Photorealistic visuals and the immersion of a first-person perspective were only two of the ways RE7 dialed up the tension. Mechanically, this was as pure of a survival horror title as you could get. Limited resources brought inventory management back to the forefront, and the game returned the creative puzzles fans cherished from early titles.
In addition, the Baker family served as some of the most interesting antagonists in RE history. Jack Baker, in particular, left a chilling impression in the minds of gamers. Utilizing stalker mechanics akin to Tyrant and Nemesis, the chase through the house with Jack at the beginning of the game serves as some of the most heart-pounding and frightening memories I have as a gamer.

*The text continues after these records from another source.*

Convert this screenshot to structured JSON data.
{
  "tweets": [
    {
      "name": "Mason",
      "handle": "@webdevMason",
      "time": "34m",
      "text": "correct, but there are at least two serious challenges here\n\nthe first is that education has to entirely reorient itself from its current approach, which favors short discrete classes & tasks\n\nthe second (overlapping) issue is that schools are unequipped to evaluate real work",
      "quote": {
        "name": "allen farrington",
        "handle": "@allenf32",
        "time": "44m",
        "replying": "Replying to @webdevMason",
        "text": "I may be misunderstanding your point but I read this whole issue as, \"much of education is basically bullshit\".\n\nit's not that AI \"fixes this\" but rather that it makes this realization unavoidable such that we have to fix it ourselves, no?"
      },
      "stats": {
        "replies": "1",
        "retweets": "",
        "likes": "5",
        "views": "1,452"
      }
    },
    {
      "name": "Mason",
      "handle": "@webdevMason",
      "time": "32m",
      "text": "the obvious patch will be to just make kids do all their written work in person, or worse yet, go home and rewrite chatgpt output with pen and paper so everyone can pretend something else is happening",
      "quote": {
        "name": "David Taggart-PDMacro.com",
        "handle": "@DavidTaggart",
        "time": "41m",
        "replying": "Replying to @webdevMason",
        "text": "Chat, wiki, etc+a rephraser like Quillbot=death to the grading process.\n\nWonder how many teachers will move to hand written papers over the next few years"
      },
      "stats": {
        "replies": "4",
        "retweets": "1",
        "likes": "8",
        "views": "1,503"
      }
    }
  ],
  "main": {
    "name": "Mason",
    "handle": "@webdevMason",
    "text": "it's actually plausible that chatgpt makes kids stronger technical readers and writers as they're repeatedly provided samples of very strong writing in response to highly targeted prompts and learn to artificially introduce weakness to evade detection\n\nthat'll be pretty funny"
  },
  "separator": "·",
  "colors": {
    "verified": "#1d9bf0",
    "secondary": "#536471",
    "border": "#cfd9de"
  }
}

Another element that sets RE7 apart is the grounding of its protagonist and location. Though the end of the game ties things back into the larger universe, the meat of the story focuses on a regular and relatable Ethan Winters. Ethan isn’t a trained operative or even a police officer. He’s just an average joe caught in a horrific nightmare on a rundown estate in Louisiana trying to save his wife.
Needless to say, the combination of old-school survival horror with fresh changes to the overall RE formula made Biohazard both a commercial and critical success. It didn’t take long for 7‘s sales to topple those of 6, nor did it take long for Capcom to capitalize on the success in the remakes and sequel that would follow.
The modern legacy of Resident Evil
Obviously, Resident Evil VII: Biohazard is the game that ultimately put the franchise back in a positive light. But in a way, it was really Resident Evil 6 that saved it to begin with. Had sales figures not done as well, Capcom may have scrapped the franchise altogether. Likewise, if critical attention for RE6 wasn’t so divisive, there may have been no real reason to keep evolving.
If you love Resident Evil VII: Biohazard and Resident Evil Village, or if you go head over heels for the remakes of RE2 and RE3, you have to give RE6 its due. Just as Resident Evil: Zero alerted Capcom that it needed to shift gears for RE4, Resident Evil 6 sent the message that it was time to dramatically evolve the series once again.
The bottom line is that for Resident Evil VII: Biohazard to be as good as it is, Resident Evil 6 needed to be as bad as it is. So, when I say the worst game in the series saved it, that’s what I mean. Now, we can look ahead to even more great survival horror titles in the Resident Evil series. With the remake of RE4 so near, we have to appreciate the road Capcom took to get here.
Resident Evil 4 crawls out next month!
Resident Evil 4 will launch on March 24 for PlayStation 5, PlayStation 4, Xbox Series X/S and PC, costing $59.99. In addition to the standard edition, the game will also receive both deluxe and collector’s editions. The deluxe edition comes with new skins, weapons and the ability to switch the soundtrack to the original version from 2005. The collector’s edition comes with the extra DLC from the deluxe edition, as well as some physical goodies.
Resident Evil 4 Collector’s Edition content
- Resident Evil 4 + Steelbook
- Extra DLC pack product code
- Digital soundtrack
- Leon S. Kennedy figurine
- Special map
- Collector’s box
Do you agree with me that Resident Evil 6 saved the franchise and brought it to where it is today? Or am I thinking too deeply and need to go back to bed? As always, let us know what you think down in the comments!